Dataset records section start

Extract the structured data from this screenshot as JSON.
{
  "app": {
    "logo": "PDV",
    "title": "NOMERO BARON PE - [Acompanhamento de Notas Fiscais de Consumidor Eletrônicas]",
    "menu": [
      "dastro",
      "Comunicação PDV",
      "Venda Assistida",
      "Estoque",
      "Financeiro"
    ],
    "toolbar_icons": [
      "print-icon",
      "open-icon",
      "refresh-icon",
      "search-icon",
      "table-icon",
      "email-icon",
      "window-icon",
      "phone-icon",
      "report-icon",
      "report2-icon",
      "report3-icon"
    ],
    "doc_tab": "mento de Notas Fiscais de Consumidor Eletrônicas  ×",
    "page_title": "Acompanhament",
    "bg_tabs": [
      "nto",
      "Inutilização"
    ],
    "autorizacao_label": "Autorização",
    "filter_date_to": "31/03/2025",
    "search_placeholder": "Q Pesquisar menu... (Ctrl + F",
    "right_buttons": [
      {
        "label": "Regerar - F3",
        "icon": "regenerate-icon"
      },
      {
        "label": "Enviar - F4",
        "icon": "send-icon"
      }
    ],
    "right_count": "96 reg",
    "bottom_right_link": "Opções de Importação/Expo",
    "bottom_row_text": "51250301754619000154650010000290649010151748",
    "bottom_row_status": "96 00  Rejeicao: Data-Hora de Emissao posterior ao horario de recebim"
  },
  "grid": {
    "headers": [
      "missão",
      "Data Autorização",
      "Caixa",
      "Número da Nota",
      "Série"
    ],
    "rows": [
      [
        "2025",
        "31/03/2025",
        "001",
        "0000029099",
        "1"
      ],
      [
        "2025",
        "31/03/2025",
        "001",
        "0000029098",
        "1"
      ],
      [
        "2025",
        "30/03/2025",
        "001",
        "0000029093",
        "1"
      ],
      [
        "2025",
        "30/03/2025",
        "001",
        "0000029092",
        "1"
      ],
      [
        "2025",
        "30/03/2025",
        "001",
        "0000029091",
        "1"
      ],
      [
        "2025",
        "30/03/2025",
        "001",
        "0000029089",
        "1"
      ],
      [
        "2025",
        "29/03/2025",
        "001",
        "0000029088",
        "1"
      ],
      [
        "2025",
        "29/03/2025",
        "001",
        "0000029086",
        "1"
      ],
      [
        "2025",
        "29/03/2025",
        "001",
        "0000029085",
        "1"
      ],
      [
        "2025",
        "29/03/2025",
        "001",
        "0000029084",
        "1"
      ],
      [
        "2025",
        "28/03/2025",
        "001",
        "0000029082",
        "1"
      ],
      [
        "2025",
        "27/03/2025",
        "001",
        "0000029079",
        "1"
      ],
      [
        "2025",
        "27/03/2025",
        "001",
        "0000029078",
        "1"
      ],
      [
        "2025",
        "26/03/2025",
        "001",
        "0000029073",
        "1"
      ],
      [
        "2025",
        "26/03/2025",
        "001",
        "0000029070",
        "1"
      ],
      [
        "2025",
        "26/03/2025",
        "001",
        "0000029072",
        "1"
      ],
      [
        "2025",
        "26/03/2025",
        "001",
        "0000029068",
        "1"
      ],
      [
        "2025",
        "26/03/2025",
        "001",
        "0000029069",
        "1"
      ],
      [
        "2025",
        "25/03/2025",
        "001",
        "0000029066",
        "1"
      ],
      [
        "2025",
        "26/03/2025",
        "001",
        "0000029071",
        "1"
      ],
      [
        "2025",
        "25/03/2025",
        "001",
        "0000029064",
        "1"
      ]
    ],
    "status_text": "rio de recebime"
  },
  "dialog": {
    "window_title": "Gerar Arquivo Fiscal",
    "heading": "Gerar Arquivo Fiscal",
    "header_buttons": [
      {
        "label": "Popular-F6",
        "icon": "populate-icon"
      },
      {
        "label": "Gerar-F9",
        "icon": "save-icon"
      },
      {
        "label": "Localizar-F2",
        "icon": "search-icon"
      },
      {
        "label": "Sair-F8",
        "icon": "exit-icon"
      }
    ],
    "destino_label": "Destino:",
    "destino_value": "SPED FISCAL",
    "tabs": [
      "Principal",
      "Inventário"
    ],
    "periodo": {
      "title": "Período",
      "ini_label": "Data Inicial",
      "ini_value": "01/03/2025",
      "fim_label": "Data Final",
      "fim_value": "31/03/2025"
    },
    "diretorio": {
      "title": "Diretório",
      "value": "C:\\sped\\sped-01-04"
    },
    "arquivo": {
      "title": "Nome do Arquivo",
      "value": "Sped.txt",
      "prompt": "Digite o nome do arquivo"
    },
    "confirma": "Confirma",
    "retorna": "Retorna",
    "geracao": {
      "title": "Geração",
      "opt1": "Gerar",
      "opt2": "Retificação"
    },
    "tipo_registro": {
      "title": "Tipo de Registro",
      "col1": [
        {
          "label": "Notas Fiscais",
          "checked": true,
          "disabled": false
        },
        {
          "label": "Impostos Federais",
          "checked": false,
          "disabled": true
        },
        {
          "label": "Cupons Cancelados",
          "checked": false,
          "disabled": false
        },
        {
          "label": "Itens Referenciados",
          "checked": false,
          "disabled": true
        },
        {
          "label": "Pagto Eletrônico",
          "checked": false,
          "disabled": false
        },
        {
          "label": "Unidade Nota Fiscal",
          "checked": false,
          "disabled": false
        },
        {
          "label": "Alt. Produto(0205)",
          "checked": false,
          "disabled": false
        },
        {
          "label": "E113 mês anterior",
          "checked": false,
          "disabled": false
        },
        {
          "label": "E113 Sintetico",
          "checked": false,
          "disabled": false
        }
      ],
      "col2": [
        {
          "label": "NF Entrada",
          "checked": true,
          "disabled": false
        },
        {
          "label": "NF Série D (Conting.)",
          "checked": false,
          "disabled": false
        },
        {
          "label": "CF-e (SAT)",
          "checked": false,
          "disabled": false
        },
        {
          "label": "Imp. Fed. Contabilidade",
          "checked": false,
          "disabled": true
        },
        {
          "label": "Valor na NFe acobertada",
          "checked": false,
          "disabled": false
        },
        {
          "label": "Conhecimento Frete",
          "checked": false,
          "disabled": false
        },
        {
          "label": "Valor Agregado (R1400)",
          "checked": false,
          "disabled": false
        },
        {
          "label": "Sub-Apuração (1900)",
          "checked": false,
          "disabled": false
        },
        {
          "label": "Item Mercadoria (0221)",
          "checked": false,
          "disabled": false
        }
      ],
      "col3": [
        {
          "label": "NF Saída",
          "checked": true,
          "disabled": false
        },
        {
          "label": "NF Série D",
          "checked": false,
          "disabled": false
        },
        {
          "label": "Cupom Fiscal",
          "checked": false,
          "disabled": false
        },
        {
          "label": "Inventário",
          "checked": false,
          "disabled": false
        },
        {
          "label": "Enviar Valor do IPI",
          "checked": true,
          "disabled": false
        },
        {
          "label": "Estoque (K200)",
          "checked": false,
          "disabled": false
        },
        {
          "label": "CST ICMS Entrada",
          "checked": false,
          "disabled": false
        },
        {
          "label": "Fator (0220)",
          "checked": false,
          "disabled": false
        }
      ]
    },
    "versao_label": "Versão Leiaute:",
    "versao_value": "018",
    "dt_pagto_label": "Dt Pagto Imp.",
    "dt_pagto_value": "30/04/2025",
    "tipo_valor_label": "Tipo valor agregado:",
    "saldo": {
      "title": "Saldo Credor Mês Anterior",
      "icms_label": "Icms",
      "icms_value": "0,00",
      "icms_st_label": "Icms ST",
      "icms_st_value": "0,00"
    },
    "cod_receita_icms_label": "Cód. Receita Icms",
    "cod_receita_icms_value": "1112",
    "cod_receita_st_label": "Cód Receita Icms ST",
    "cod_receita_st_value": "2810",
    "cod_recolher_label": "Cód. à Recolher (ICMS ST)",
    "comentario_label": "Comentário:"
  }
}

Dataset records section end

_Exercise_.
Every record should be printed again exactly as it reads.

_Written answer_.
Extract the structured data from this screenshot as JSON.
{
  "app": {
    "logo": "PDV",
    "title": "NOMERO BARON PE - [Acompanhamento de Notas Fiscais de Consumidor Eletrônicas]",
    "menu": [
      "dastro",
      "Comunicação PDV",
      "Venda Assistida",
      "Estoque",
      "Financeiro"
    ],
    "toolbar_icons": [
      "print-icon",
      "open-icon",
      "refresh-icon",
      "search-icon",
      "table-icon",
      "email-icon",
      "window-icon",
      "phone-icon",
      "report-icon",
      "report2-icon",
      "report3-icon"
    ],
    "doc_tab": "mento de Notas Fiscais de Consumidor Eletrônicas  ×",
    "page_title": "Acompanhament",
    "bg_tabs": [
      "nto",
      "Inutilização"
    ],
    "autorizacao_label": "Autorização",
    "filter_date_to": "31/03/2025",
    "search_placeholder": "Q Pesquisar menu... (Ctrl + F",
    "right_buttons": [
      {
        "label": "Regerar - F3",
        "icon": "regenerate-icon"
      },
      {
        "label": "Enviar - F4",
        "icon": "send-icon"
      }
    ],
    "right_count": "96 reg",
    "bottom_right_link": "Opções de Importação/Expo",
    "bottom_row_text": "51250301754619000154650010000290649010151748",
    "bottom_row_status": "96 00  Rejeicao: Data-Hora de Emissao posterior ao horario de recebim"
  },
  "grid": {
    "headers": [
      "missão",
      "Data Autorização",
      "Caixa",
      "Número da Nota",
      "Série"
    ],
    "rows": [
      [
        "2025",
        "31/03/2025",
        "001",
        "0000029099",
        "1"
      ],
      [
        "2025",
        "31/03/2025",
        "001",
        "0000029098",
        "1"
      ],
      [
        "2025",
        "30/03/2025",
        "001",
        "0000029093",
        "1"
      ],
      [
        "2025",
        "30/03/2025",
        "001",
        "0000029092",
        "1"
      ],
      [
        "2025",
        "30/03/2025",
        "001",
        "0000029091",
        "1"
      ],
      [
        "2025",
        "30/03/2025",
        "001",
        "0000029089",
        "1"
      ],
      [
        "2025",
        "29/03/2025",
        "001",
        "0000029088",
        "1"
      ],
      [
        "2025",
        "29/03/2025",
        "001",
        "0000029086",
        "1"
      ],
      [
        "2025",
        "29/03/2025",
        "001",
        "0000029085",
        "1"
      ],
      [
        "2025",
        "29/03/2025",
        "001",
        "0000029084",
        "1"
      ],
      [
        "2025",
        "28/03/2025",
        "001",
        "0000029082",
        "1"
      ],
      [
        "2025",
        "27/03/2025",
        "001",
        "0000029079",
        "1"
      ],
      [
        "2025",
        "27/03/2025",
        "001",
        "0000029078",
        "1"
      ],
      [
        "2025",
        "26/03/2025",
        "001",
        "0000029073",
        "1"
      ],
      [
        "2025",
        "26/03/2025",
        "001",
        "0000029070",
        "1"
      ],
      [
        "2025",
        "26/03/2025",
        "001",
        "0000029072",
        "1"
      ],
      [
        "2025",
        "26/03/2025",
        "001",
        "0000029068",
        "1"
      ],
      [
        "2025",
        "26/03/2025",
        "001",
        "0000029069",
        "1"
      ],
      [
        "2025",
        "25/03/2025",
        "001",
        "0000029066",
        "1"
      ],
      [
        "2025",
        "26/03/2025",
        "001",
        "0000029071",
        "1"
      ],
      [
        "2025",
        "25/03/2025",
        "001",
        "0000029064",
        "1"
      ]
    ],
    "status_text": "rio de recebime"
  },
  "dialog": {
    "window_title": "Gerar Arquivo Fiscal",
    "heading": "Gerar Arquivo Fiscal",
    "header_buttons": [
      {
        "label": "Popular-F6",
        "icon": "populate-icon"
      },
      {
        "label": "Gerar-F9",
        "icon": "save-icon"
      },
      {
        "label": "Localizar-F2",
        "icon": "search-icon"
      },
      {
        "label": "Sair-F8",
        "icon": "exit-icon"
      }
    ],
    "destino_label": "Destino:",
    "destino_value": "SPED FISCAL",
    "tabs": [
      "Principal",
      "Inventário"
    ],
    "periodo": {
      "title": "Período",
      "ini_label": "Data Inicial",
      "ini_value": "01/03/2025",
      "fim_label": "Data Final",
      "fim_value": "31/03/2025"
    },
    "diretorio": {
      "title": "Diretório",
      "value": "C:\\sped\\sped-01-04"
    },
    "arquivo": {
      "title": "Nome do Arquivo",
      "value": "Sped.txt",
      "prompt": "Digite o nome do arquivo"
    },
    "confirma": "Confirma",
    "retorna": "Retorna",
    "geracao": {
      "title": "Geração",
      "opt1": "Gerar",
      "opt2": "Retificação"
    },
    "tipo_registro": {
      "title": "Tipo de Registro",
      "col1": [
        {
          "label": "Notas Fiscais",
          "checked": true,
          "disabled": false
        },
        {
          "label": "Impostos Federais",
          "checked": false,
          "disabled": true
        },
        {
          "label": "Cupons Cancelados",
          "checked": false,
          "disabled": false
        },
        {
          "label": "Itens Referenciados",
          "checked": false,
          "disabled": true
        },
        {
          "label": "Pagto Eletrônico",
          "checked": false,
          "disabled": false
        },
        {
          "label": "Unidade Nota Fiscal",
          "checked": false,
          "disabled": false
        },
        {
          "label": "Alt. Produto(0205)",
          "checked": false,
          "disabled": false
        },
        {
          "label": "E113 mês anterior",
          "checked": false,
          "disabled": false
        },
        {
          "label": "E113 Sintetico",
          "checked": false,
          "disabled": false
        }
      ],
      "col2": [
        {
          "label": "NF Entrada",
          "checked": true,
          "disabled": false
        },
        {
          "label": "NF Série D (Conting.)",
          "checked": false,
          "disabled": false
        },
        {
          "label": "CF-e (SAT)",
          "checked": false,
          "disabled": false
        },
        {
          "label": "Imp. Fed. Contabilidade",
          "checked": false,
          "disabled": true
        },
        {
          "label": "Valor na NFe acobertada",
          "checked": false,
          "disabled": false
        },
        {
          "label": "Conhecimento Frete",
          "checked": false,
          "disabled": false
        },
        {
          "label": "Valor Agregado (R1400)",
          "checked": false,
          "disabled": false
        },
        {
          "label": "Sub-Apuração (1900)",
          "checked": false,
          "disabled": false
        },
        {
          "label": "Item Mercadoria (0221)",
          "checked": false,
          "disabled": false
        }
      ],
      "col3": [
        {
          "label": "NF Saída",
          "checked": true,
          "disabled": false
        },
        {
          "label": "NF Série D",
          "checked": false,
          "disabled": false
        },
        {
          "label": "Cupom Fiscal",
          "checked": false,
          "disabled": false
        },
        {
          "label": "Inventário",
          "checked": false,
          "disabled": false
        },
        {
          "label": "Enviar Valor do IPI",
          "checked": true,
          "disabled": false
        },
        {
          "label": "Estoque (K200)",
          "checked": false,
          "disabled": false
        },
        {
          "label": "CST ICMS Entrada",
          "checked": false,
          "disabled": false
        },
        {
          "label": "Fator (0220)",
          "checked": false,
          "disabled": false
        }
      ]
    },
    "versao_label": "Versão Leiaute:",
    "versao_value": "018",
    "dt_pagto_label": "Dt Pagto Imp.",
    "dt_pagto_value": "30/04/2025",
    "tipo_valor_label": "Tipo valor agregado:",
    "saldo": {
      "title": "Saldo Credor Mês Anterior",
      "icms_label": "Icms",
      "icms_value": "0,00",
      "icms_st_label": "Icms ST",
      "icms_st_value": "0,00"
    },
    "cod_receita_icms_label": "Cód. Receita Icms",
    "cod_receita_icms_value": "1112",
    "cod_receita_st_label": "Cód Receita Icms ST",
    "cod_receita_st_value": "2810",
    "cod_recolher_label": "Cód. à Recolher (ICMS ST)",
    "comentario_label": "Comentário:"
  }
}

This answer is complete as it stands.